- [DATA FOR REVIEW]:
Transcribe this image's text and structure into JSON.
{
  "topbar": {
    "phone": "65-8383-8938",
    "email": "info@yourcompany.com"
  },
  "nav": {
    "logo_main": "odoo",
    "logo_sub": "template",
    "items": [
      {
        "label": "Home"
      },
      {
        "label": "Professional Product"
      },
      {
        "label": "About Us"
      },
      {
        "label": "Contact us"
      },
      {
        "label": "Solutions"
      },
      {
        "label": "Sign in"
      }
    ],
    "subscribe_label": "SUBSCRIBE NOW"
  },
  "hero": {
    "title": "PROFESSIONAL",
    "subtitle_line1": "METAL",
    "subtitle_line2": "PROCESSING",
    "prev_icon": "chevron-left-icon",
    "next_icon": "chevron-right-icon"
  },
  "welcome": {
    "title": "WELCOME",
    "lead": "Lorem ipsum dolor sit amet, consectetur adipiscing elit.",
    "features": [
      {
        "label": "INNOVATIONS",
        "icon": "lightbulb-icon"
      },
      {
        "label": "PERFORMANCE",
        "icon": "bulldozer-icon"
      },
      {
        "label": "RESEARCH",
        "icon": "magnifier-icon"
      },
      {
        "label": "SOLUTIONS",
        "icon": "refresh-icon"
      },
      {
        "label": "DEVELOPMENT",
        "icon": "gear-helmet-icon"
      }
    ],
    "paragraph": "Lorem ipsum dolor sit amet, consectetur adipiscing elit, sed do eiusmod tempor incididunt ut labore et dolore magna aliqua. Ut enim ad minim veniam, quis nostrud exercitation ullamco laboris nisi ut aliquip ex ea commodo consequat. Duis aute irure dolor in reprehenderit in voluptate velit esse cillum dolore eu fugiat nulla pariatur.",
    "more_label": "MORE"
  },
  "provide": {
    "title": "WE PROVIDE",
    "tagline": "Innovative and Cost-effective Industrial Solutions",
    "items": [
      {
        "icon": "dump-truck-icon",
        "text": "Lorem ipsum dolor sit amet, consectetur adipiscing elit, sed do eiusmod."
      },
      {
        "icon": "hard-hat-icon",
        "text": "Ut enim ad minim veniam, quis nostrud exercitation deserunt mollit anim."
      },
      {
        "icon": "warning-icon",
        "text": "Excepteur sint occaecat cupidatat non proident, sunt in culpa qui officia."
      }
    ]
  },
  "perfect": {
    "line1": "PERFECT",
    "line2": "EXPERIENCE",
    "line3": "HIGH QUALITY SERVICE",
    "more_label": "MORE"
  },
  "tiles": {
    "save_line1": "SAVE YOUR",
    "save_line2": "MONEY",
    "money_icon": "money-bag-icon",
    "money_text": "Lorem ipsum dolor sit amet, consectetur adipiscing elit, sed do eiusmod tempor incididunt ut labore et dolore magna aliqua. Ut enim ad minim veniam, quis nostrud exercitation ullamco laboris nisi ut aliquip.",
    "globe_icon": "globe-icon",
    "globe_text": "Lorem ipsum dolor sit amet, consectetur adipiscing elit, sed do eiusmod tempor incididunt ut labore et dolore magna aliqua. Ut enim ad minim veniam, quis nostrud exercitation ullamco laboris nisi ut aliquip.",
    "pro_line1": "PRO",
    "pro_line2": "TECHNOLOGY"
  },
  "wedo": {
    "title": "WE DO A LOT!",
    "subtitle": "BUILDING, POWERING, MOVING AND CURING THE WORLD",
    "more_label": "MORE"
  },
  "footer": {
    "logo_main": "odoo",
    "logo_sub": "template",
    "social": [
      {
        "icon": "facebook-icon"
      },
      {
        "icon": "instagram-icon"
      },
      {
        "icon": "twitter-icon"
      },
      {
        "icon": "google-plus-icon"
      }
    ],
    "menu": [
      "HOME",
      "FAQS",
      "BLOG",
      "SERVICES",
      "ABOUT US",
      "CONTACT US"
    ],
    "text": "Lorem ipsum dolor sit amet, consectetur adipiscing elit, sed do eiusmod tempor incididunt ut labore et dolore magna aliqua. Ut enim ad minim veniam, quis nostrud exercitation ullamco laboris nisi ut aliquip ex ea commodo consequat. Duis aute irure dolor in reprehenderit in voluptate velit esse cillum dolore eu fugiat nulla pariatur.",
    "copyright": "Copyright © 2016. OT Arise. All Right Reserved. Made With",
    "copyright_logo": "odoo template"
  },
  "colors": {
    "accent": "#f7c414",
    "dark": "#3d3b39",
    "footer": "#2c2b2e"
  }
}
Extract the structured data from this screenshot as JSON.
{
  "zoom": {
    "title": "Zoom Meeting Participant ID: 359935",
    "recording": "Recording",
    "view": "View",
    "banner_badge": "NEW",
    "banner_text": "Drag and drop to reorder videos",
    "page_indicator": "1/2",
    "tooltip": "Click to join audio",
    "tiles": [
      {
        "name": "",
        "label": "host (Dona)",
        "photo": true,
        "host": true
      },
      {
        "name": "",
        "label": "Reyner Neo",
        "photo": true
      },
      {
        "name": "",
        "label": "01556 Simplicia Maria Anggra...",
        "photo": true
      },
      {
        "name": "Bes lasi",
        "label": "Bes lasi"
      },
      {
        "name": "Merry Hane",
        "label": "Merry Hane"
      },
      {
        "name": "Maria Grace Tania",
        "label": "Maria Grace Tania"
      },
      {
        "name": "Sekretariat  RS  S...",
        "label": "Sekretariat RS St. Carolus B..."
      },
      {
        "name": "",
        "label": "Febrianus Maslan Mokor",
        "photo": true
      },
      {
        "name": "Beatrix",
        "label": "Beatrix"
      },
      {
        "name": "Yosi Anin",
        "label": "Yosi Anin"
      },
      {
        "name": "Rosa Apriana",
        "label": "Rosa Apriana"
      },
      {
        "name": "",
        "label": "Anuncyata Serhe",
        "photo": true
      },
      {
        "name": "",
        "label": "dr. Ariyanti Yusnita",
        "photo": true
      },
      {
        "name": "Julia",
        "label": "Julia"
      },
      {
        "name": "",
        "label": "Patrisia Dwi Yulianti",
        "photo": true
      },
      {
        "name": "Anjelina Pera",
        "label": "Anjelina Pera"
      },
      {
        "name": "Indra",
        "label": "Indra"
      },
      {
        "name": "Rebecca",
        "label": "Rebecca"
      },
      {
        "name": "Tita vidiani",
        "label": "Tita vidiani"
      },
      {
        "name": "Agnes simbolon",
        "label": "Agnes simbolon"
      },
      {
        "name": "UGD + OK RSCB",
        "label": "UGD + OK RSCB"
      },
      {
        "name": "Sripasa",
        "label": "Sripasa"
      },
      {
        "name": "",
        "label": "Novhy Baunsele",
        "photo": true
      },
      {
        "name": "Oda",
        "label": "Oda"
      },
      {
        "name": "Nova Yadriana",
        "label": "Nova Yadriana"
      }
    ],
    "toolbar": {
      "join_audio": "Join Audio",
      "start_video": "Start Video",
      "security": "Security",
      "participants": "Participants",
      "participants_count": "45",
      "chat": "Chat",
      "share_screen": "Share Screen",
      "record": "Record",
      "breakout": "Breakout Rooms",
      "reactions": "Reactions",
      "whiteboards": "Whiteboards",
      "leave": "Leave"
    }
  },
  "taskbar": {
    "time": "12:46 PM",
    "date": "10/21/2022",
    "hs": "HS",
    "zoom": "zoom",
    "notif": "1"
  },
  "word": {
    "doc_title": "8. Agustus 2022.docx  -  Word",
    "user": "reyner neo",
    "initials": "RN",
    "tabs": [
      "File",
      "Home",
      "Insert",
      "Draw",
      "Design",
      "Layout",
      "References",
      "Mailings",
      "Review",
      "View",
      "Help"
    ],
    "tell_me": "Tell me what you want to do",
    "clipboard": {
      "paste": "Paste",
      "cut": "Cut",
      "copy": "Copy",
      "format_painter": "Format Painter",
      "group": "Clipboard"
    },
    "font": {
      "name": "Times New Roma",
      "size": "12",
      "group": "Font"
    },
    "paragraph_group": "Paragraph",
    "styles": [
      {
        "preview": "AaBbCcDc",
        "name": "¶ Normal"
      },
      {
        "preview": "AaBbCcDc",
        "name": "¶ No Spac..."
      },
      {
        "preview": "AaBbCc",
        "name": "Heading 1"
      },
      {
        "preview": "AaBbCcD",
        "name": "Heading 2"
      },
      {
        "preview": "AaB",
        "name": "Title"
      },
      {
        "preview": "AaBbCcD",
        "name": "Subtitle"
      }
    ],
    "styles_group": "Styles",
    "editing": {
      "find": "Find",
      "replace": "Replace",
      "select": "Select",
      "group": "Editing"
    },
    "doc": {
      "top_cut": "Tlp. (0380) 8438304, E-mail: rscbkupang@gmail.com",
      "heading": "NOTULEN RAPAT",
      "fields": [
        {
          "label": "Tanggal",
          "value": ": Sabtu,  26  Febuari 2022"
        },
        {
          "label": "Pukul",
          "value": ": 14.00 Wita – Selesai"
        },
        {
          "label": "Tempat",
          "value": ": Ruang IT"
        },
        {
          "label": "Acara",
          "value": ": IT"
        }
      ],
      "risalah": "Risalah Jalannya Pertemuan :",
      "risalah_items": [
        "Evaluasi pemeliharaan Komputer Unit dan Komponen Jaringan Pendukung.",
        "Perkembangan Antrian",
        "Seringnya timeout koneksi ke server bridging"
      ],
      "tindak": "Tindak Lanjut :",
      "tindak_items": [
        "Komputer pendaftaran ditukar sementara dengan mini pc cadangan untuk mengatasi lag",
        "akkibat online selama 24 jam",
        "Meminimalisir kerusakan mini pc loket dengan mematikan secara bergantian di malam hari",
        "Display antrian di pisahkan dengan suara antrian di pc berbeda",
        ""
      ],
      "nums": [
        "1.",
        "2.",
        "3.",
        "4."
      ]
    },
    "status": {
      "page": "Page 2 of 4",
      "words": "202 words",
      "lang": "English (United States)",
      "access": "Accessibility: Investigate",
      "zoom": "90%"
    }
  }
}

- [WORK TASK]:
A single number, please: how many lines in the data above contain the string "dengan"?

- [EXPECTED ANSWER]:
3